▸ **YOUR INSTRUCTIONS**
The lines needed are those below that contain the word "rate"; copy each one.

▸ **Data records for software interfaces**
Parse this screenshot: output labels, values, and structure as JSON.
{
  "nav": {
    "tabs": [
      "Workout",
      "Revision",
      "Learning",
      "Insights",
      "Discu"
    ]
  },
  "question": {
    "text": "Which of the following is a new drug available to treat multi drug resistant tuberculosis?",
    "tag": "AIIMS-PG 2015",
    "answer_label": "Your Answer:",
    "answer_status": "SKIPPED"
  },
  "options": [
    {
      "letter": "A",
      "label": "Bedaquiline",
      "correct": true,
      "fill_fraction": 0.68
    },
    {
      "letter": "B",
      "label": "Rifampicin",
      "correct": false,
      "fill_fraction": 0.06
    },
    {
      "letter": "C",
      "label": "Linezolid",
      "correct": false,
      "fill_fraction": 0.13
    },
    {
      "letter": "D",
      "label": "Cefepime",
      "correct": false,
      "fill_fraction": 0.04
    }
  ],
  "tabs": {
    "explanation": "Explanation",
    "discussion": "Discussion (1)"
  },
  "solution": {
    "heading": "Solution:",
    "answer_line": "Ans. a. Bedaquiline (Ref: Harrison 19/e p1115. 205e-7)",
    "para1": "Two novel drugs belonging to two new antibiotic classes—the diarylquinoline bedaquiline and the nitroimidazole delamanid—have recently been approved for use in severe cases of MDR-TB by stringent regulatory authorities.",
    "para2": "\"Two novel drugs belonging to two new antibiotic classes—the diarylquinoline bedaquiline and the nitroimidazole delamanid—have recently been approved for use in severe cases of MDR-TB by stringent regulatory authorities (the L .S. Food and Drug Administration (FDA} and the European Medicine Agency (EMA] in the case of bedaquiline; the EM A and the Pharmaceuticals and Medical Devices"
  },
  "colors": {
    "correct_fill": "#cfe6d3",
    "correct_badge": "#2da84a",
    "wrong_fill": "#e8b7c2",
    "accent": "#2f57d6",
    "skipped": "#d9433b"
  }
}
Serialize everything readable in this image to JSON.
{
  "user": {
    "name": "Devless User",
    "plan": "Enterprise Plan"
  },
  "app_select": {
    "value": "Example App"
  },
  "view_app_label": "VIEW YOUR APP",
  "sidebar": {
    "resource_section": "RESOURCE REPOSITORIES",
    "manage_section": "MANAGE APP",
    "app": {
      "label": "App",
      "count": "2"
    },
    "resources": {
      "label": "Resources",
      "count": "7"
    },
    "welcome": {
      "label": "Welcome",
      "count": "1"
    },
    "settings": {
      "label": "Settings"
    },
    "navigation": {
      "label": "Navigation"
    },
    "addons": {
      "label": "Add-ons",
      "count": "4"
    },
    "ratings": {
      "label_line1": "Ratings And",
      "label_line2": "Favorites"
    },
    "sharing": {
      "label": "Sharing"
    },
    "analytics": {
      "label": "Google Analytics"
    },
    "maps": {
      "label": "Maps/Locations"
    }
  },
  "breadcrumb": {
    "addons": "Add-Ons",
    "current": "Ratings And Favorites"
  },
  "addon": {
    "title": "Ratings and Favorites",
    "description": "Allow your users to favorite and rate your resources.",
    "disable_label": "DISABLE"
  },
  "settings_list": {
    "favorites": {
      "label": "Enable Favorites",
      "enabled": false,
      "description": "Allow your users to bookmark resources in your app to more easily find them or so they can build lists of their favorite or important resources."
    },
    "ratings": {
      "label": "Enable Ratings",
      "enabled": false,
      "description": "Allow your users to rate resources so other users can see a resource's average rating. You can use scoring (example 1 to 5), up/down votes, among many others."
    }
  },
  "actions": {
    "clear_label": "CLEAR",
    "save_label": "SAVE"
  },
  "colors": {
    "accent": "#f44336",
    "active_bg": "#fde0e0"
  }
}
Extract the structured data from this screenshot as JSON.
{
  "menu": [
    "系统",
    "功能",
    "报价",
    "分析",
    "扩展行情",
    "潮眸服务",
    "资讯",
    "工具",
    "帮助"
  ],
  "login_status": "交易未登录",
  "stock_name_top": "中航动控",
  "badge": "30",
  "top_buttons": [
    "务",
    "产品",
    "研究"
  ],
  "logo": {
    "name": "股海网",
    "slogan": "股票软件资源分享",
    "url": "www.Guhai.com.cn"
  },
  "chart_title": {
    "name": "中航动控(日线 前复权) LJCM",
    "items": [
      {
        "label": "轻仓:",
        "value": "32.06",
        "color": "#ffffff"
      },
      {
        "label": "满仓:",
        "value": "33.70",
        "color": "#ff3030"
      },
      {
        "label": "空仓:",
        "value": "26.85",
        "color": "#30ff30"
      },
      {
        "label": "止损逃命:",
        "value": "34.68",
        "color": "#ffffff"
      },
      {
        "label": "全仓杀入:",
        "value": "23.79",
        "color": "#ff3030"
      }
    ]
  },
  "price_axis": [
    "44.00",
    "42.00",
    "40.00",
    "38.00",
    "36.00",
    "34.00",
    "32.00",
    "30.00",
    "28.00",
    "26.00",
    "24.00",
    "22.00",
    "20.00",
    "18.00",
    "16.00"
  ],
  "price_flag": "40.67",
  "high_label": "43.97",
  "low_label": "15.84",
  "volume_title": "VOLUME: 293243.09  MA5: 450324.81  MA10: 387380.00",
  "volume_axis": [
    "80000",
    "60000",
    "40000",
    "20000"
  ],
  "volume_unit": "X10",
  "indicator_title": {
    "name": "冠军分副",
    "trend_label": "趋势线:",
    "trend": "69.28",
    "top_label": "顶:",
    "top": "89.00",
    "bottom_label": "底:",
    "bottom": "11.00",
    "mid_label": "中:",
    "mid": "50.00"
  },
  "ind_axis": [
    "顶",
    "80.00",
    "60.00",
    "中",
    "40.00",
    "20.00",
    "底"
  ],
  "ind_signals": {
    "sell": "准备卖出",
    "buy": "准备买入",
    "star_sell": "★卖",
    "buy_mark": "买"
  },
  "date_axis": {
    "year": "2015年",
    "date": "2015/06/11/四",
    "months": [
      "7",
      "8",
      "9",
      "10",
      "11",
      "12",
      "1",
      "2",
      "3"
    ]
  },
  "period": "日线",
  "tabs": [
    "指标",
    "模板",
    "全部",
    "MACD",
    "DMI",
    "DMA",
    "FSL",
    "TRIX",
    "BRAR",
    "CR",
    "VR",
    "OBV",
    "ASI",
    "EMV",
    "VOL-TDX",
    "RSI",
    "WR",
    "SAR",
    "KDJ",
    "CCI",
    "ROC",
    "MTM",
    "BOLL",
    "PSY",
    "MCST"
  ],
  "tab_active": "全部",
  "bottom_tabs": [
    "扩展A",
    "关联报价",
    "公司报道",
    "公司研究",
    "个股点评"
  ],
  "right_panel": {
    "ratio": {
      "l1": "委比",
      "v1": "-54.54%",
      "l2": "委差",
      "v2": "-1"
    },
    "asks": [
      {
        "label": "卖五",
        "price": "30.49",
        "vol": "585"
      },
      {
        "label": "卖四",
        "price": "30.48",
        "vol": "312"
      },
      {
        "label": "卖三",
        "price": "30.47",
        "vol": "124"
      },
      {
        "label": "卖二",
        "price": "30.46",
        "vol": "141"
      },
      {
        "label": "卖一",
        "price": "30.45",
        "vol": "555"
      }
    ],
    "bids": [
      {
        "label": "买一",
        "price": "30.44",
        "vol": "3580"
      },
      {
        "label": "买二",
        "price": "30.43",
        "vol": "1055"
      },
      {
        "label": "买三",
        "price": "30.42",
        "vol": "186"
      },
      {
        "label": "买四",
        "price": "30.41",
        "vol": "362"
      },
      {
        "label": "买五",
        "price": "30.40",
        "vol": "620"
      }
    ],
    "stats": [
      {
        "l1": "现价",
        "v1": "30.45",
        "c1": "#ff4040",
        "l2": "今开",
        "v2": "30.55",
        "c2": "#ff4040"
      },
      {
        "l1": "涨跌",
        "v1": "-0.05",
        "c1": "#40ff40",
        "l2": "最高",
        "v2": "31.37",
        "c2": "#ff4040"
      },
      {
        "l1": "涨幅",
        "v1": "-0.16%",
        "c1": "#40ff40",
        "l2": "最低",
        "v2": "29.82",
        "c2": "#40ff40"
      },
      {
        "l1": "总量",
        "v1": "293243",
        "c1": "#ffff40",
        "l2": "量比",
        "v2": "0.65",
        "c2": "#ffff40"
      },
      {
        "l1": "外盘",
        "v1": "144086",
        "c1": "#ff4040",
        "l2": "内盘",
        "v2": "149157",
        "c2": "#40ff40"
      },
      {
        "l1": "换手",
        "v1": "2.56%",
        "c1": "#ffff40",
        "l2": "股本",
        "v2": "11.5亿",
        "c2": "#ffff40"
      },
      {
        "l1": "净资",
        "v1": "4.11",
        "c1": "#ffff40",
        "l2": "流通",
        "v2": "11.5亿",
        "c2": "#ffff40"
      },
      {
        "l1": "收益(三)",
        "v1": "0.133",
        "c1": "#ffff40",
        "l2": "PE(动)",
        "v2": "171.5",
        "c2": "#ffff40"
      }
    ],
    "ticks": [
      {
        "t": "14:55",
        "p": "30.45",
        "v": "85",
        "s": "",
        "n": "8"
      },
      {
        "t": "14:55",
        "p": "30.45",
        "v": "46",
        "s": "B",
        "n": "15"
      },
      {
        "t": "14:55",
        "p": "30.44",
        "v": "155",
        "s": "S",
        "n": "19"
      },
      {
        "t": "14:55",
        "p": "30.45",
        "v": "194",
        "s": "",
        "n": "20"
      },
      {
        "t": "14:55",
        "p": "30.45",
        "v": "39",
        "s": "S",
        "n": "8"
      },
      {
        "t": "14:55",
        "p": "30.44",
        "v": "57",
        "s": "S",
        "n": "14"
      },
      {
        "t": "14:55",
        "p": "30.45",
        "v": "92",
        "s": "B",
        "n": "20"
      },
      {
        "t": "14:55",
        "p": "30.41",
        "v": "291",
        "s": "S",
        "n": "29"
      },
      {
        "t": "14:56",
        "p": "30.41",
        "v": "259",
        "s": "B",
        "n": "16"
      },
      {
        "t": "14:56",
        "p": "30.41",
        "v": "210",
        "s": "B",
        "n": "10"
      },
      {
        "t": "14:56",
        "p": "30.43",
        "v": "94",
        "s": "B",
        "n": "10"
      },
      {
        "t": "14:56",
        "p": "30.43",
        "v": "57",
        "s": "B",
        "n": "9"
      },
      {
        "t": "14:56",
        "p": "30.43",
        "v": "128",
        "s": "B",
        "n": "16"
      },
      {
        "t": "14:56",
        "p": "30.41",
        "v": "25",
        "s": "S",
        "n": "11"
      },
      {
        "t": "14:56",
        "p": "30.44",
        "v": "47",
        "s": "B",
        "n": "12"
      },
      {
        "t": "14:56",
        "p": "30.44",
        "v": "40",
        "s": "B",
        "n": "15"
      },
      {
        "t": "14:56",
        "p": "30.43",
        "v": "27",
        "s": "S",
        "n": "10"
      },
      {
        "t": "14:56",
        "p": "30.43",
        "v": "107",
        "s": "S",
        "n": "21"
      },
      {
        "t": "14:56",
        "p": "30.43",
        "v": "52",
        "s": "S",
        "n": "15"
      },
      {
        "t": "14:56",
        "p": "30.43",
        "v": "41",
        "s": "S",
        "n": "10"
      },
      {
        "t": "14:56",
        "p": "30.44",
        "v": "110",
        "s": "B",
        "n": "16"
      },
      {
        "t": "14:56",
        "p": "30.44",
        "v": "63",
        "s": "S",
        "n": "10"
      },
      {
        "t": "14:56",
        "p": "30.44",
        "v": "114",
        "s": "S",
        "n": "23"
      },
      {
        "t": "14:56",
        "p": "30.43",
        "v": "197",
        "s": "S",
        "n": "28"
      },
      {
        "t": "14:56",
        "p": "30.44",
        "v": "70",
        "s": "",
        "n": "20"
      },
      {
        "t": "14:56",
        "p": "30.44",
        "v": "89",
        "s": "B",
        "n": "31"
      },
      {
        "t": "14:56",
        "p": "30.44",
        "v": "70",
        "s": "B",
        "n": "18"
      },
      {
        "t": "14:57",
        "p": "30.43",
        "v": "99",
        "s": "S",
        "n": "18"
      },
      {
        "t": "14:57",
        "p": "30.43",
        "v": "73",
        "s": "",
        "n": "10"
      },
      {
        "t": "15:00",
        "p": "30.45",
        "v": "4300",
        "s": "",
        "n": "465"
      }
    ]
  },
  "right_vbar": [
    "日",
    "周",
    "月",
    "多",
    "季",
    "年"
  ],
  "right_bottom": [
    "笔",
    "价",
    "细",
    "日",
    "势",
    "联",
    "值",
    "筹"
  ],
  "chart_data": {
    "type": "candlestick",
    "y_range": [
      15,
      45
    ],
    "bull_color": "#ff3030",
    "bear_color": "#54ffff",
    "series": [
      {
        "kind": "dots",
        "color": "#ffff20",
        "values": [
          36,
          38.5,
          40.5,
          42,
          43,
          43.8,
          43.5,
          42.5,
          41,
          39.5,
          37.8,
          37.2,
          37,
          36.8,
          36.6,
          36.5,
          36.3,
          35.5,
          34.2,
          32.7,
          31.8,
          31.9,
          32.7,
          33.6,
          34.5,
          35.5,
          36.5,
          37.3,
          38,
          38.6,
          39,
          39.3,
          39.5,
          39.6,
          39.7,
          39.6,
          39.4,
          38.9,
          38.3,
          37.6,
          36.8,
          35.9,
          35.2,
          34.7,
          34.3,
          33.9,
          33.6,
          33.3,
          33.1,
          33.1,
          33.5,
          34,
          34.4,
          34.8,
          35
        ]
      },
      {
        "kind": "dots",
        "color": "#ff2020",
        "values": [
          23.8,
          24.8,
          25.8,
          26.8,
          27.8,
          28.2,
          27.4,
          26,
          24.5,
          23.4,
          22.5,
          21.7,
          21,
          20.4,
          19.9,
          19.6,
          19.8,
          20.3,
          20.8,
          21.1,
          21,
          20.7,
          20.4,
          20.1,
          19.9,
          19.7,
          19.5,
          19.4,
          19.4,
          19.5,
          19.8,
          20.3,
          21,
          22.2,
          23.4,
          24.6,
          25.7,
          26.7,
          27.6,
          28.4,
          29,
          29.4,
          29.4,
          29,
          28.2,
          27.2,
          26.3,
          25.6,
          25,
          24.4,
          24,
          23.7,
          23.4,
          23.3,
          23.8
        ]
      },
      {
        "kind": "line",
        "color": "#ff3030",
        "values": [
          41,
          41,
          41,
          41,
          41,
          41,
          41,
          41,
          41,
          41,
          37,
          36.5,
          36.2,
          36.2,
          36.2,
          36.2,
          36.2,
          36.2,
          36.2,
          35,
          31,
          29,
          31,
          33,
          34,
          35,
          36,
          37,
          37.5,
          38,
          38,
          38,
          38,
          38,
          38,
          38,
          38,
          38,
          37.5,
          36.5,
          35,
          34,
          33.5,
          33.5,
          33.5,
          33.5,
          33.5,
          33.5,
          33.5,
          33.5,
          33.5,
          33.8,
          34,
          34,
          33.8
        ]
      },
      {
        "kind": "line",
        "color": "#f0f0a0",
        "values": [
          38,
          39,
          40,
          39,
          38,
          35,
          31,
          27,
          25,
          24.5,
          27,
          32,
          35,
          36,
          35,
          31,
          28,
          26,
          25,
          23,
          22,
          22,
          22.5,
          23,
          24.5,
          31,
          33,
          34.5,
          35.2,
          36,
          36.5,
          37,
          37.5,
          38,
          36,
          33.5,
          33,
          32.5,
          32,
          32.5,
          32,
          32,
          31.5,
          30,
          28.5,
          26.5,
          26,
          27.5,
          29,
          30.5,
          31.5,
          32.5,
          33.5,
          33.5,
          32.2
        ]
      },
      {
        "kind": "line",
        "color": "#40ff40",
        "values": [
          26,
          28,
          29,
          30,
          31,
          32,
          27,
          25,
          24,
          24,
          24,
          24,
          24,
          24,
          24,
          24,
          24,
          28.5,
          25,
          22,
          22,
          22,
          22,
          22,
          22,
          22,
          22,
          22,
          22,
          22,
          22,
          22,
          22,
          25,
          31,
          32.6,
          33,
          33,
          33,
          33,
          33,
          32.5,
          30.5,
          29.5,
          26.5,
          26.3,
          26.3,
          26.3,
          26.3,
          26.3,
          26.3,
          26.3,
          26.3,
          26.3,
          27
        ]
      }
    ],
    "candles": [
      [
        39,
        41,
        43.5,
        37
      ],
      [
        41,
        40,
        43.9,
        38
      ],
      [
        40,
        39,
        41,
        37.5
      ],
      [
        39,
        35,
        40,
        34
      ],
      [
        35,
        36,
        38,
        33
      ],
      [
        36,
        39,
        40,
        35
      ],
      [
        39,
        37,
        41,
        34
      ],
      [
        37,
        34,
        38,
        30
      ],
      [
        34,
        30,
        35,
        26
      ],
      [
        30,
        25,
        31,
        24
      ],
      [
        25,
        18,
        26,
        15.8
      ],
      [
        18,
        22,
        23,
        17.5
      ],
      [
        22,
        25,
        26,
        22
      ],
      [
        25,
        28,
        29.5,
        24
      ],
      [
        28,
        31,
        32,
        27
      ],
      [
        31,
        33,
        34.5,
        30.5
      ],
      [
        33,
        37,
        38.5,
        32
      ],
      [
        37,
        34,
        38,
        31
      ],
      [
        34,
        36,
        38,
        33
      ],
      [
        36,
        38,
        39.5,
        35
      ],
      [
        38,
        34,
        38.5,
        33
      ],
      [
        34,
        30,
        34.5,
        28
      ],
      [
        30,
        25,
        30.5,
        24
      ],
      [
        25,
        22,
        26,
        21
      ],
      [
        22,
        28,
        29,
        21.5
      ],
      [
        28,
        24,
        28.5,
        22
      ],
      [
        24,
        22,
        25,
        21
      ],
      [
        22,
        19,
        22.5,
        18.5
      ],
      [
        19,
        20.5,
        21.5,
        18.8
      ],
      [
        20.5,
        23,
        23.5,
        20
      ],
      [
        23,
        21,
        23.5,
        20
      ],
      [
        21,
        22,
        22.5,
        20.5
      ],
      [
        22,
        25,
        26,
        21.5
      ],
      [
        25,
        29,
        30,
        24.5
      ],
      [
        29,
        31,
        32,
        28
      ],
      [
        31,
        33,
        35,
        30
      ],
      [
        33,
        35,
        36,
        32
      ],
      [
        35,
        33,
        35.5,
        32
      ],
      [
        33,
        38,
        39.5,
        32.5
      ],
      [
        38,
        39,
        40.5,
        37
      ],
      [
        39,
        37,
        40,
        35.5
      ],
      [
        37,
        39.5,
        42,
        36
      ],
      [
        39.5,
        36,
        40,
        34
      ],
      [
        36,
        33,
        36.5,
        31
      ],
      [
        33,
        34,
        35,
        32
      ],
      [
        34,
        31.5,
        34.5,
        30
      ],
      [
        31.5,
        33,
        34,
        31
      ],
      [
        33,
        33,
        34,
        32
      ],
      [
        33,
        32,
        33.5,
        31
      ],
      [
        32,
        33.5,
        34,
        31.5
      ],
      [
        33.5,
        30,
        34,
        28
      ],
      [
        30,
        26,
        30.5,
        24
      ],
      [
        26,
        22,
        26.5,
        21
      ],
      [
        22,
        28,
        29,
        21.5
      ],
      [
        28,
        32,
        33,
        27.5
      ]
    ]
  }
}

▸ **ANSWER AREA**
    "description": "Allow your users to favorite and rate your resources.",
      "description": "Allow your users to rate resources so other users can see a resource's average rating. You can use scoring (example 1 to 5), up/down votes, among many others."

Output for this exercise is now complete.